    -When Sue is outside the school with Miss Desjardin, she sees Tommy’s body being carried out on a stretcher. Miss Desjardin tells Sue that she’s sorry and Sue walks away with determination to find Carrie.

    -Margaret’s original death scene – possibly similar to the book version which depicts a heart attack caused by Carrie’s power.

    -The multiple endings

    1) The first ending is very similar to the ending of the 1976 film but without the final twist: Sue Snell actually gets killed when Carrie pulls her into the ground.

    2) The second ending is an exact replica of the original film where Snell gets pulled into the ground by Carrie but wakes up in her bed to find it’s just a dream.

    3) The third ending is after Carrie saves Sue by pushing her out of the house, which collapses from the falling stones. There’s a bird’s eye view of the wreckage of what used to be Carrie’s home before we get a quick CGI zoom through a pit of debris, to a close-up of a now bloodied Carrie snapping her eyes open.

    4) The fourth ending is of Sue making a final speech to the court where she says the line heard in the teaser trailer about Carrie being just a girl, not a monster. This is spoken over scenes of Sue and her family visiting the cemetery. Sue goes to Carrie’s grave, which shows the headstone tagged up and vandalized. She leaves her flowers and just walks away. Nothing scary, just a very somber closing shot of the headstone.

    5) The fifth ending is after Carrie’s house is destroyed by the falling stones, the movie flashes forward to several months later. We see Sue in the hospital surrounded by doctors and nurses, ready to give birth. They’re trying to calm her down but Sue begins to struggle, saying she feels something is wrong.
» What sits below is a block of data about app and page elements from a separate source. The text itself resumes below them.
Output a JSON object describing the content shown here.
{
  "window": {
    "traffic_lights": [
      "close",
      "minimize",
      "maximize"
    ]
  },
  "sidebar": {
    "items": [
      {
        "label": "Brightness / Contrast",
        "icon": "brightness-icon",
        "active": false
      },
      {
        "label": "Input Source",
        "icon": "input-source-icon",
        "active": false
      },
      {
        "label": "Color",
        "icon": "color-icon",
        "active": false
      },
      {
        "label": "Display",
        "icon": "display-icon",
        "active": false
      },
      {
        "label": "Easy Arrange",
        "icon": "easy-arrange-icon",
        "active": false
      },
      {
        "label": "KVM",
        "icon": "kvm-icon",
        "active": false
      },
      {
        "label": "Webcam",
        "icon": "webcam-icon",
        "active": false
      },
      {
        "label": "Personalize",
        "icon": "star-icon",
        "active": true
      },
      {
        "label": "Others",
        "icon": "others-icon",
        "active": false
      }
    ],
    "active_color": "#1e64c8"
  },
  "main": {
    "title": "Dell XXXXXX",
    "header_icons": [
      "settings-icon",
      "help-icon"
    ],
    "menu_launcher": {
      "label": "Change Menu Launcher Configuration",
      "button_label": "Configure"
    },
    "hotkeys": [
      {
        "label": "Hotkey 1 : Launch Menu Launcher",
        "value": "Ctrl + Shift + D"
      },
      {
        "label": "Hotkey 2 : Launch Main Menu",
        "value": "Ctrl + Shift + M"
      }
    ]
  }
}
Suddenly, a very bloody hand (covered in afterbirth) erupts from between Sue’s legs, reaching up and gripping her arm. She screams in terror and we see that she is having a nightmare, being held down by her parents while the camera pans over to a wall where we are shown a large crucifix hanging in her room.

    6) The sixth ending is described as a “morning after voice over” by Sue Snell as we see the town coping with what happened.

    7) The seventh ending shows the town the morning after Carrie’s attack filled with news crews, reporters, and cops talking about the whole thing. What’s bizarre about this scene is that Carrie’s destruction of the city is being described as “a conspiracy.” Apparently the town is “trying to cover up what really happened.”

    There is an online petition for a Director’s Cut to be released, but, let’s face it, the studios won’t release one. The petition has gained over 6,000+ signatures (I think?), so I’m curious to see how that will turn out.

  2. Dan Rorabaugh says:

    That’s very interesting. I always hate to hear studio interference stories — they rarely ever end well. The way your friend says the movie was to be framed is kind of how I wished it would have been framed, with the actual White Commission and looking back on the events. Maybe in 30 years’ time the studios will decide to give it yet another reboot and try it that way.

    • Jordan says:

      The remake had a lot of potential, but I guess the studios were only interested in making a quick buck. A lot of people seem to blame the filmmakers for the finished product, but they don’t consider the possibility of studio interference. It’s a shame the studios didn’t consider releasing a Director’s Cut on DVD and Blu-ray. So much footage gone to waste…

Leave a Reply

Your email address will not be published. Required fields are marked *


*

You may use these HTML tags and attributes: <a href="" title=""> <abbr title=""> <acronym title=""> <b> <blockquote cite=""> <cite> <code> <del datetime=""> <em> <i> <q cite=""> <strike> <strong>